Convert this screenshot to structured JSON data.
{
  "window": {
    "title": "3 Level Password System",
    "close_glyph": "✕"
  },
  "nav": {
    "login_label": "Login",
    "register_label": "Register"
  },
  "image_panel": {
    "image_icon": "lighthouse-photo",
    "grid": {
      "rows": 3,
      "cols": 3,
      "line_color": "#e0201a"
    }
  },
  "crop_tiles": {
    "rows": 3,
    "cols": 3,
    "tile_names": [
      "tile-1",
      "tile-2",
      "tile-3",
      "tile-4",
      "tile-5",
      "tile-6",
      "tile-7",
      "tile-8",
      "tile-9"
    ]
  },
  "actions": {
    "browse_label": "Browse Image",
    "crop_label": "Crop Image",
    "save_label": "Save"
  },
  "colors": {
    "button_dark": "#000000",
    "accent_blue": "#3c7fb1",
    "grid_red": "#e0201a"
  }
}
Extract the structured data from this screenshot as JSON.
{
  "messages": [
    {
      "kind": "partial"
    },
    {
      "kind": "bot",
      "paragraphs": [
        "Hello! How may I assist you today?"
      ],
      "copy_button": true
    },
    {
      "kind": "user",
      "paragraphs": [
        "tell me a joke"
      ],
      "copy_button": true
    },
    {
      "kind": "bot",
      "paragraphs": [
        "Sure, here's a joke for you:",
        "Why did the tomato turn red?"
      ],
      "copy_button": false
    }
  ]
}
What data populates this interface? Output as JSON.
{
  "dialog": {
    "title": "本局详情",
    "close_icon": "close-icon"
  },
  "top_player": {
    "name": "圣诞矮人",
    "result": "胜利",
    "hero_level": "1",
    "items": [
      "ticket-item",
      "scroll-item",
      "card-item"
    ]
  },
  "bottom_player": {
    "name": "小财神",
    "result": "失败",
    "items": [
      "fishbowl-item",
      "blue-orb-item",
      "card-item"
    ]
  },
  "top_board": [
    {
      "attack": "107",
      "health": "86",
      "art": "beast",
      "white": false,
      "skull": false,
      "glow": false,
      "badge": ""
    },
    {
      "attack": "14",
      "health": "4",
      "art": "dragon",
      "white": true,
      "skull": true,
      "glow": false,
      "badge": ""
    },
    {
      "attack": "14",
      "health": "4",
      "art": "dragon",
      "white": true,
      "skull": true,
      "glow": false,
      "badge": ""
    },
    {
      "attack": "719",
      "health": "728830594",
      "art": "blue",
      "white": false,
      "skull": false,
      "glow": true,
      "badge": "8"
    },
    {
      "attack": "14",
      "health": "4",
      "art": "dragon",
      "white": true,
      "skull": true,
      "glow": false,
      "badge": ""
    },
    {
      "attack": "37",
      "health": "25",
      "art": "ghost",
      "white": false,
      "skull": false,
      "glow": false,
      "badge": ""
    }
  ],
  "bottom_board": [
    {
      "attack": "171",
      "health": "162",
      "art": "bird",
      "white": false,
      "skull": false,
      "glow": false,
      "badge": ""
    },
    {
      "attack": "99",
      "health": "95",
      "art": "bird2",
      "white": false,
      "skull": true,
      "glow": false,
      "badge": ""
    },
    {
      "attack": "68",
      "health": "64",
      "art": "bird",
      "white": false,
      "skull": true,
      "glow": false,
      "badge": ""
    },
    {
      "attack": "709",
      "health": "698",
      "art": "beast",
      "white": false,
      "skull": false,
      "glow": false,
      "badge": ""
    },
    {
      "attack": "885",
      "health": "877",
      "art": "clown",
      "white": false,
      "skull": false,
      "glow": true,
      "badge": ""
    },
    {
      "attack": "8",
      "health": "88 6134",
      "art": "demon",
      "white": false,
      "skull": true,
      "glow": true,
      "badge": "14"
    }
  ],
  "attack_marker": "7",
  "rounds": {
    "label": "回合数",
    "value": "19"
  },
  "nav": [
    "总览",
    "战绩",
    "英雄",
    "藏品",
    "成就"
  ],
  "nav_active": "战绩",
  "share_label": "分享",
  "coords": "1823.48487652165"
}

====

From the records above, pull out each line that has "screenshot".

[Solved exercise]
Convert this screenshot to structured JSON data.
Extract the structured data from this screenshot as JSON.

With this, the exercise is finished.